A fairly generic teen horror flick, Ouija follows several friends as they're pursued (and killed) by a malevolent demon after communicating with it via the title object. Director Stiles White admittedly does a nice job of initially luring the viewer into the familiar proceedings, as Ouija kicks off with an unexpectedly effective pre-credits sequence detailing one girl's demise at the hands of said malevolent demon. The movie, past that point, generally unfolds as one might've anticipated based on the premise, and yet it's worth noting that the film's first half never quite becomes the tedious ordeal it could have - with White's stylish visuals certainly playing an integral role in perpetuating Ouija's watchable atmosphere. But the uniformly bland performances and increasingly by-the-numbers storyline slowly-but-surely drain one's interest and enthusiasm, with, in terms of the latter, scripters Juliet Snowden and White's decision to emphasize the surviving characters' Ring-like investigation into their oppressors horrific past paving the way for a decidedly underwhelming second half (ie this sort of thing has been done to death over the last few years). By the time the typically overblown finale rolls around, Ouija has established itself as a garden-variety PG-13 horror film that's almost a cut above most of its similarly-themed brethren. (Almost, but not quite.)
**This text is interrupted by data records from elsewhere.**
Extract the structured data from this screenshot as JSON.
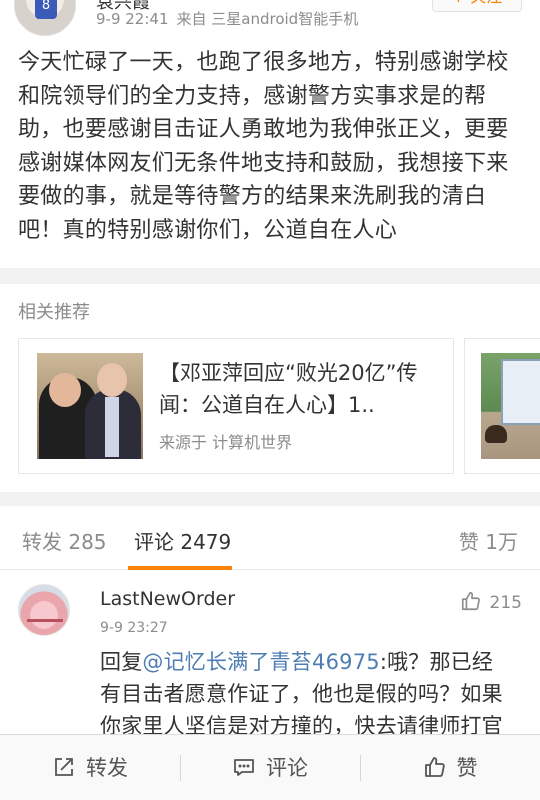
{
  "post": {
    "author": "袁兴霞",
    "time": "9-9 22:41",
    "source": "来自 三星android智能手机",
    "follow_label": "+ 关注",
    "body": "今天忙碌了一天，也跑了很多地方，特别感谢学校和院领导们的全力支持，感谢警方实事求是的帮助，也要感谢目击证人勇敢地为我伸张正义，更要感谢媒体网友们无条件地支持和鼓励，我想接下来要做的事，就是等待警方的结果来洗刷我的清白吧！真的特别感谢你们，公道自在人心"
  },
  "related": {
    "title": "相关推荐",
    "card": {
      "title": "【邓亚萍回应“败光20亿”传闻：公道自在人心】1..",
      "source": "来源于 计算机世界"
    }
  },
  "tabs": {
    "repost": "转发 285",
    "comment": "评论 2479",
    "like": "赞 1万"
  },
  "comment": {
    "name": "LastNewOrder",
    "time": "9-9 23:27",
    "likes": "215",
    "prefix": "回复",
    "mention": "@记忆长满了青苔46975",
    "text": ":哦？那已经有目击者愿意作证了，他也是假的吗？如果你家里人坚信是对方撞的，快去请律师打官司，不然不要逼逼，硬上走让更多"
  },
  "toolbar": {
    "repost": "转发",
    "comment": "评论",
    "like": "赞"
  },
  "colors": {
    "accent": "#ff8200",
    "link": "#4f7db3"
  }
}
The Buddy Holly Story (October 31/14)
An engaging biopic, The Buddy Holly Story details the life and times of the title character (Gary Busey) - with the film exploring Holly's burgeoning musical career and eventual marriage to Maria Richwine's Maria. Filmmaker Steve Rash does a superb job of immediately capturing the viewer's interest and attention, as The Buddy Holly Story kicks off with an engrossing sequence revolving around an early performance by Buddy Holly and his bandmates (Don Stroud's Jesse and Charles Martin Smith's Ray Bob) - with the movie subsequently segueing into a fairly standard yet completely watchable portrait of the protagonist's meteoric rise to fame. It's clear that Busey's consistently captivating performance plays a significant role in the film's success, as the actor, who does all his own singing, steps into the shoes of his iconic character to a degree that's never less than fascinating. And although the movie proceeds at a pace that's occasionally just a little too slow for its own good, The Buddy Holly Story benefits from the sporadic inclusion of unexpectedly electrifying sequences - with the best and most apt example of this Holly's triumphant performance at the famed Apollo Theater. It's clear, however, that the film does lose some momentum in its final stretch, as Rash's efforts at prolonging the inevitable results in a handful of padded-out and palpably needless sequences. (The last performance, for example, is entertaining yet undeniably overlong.) Still, The Buddy Holly Story is, for the most part, a better-than-average behind-the-scenes drama that boasts a sterling turn from Busey and a whole lot of memorable music.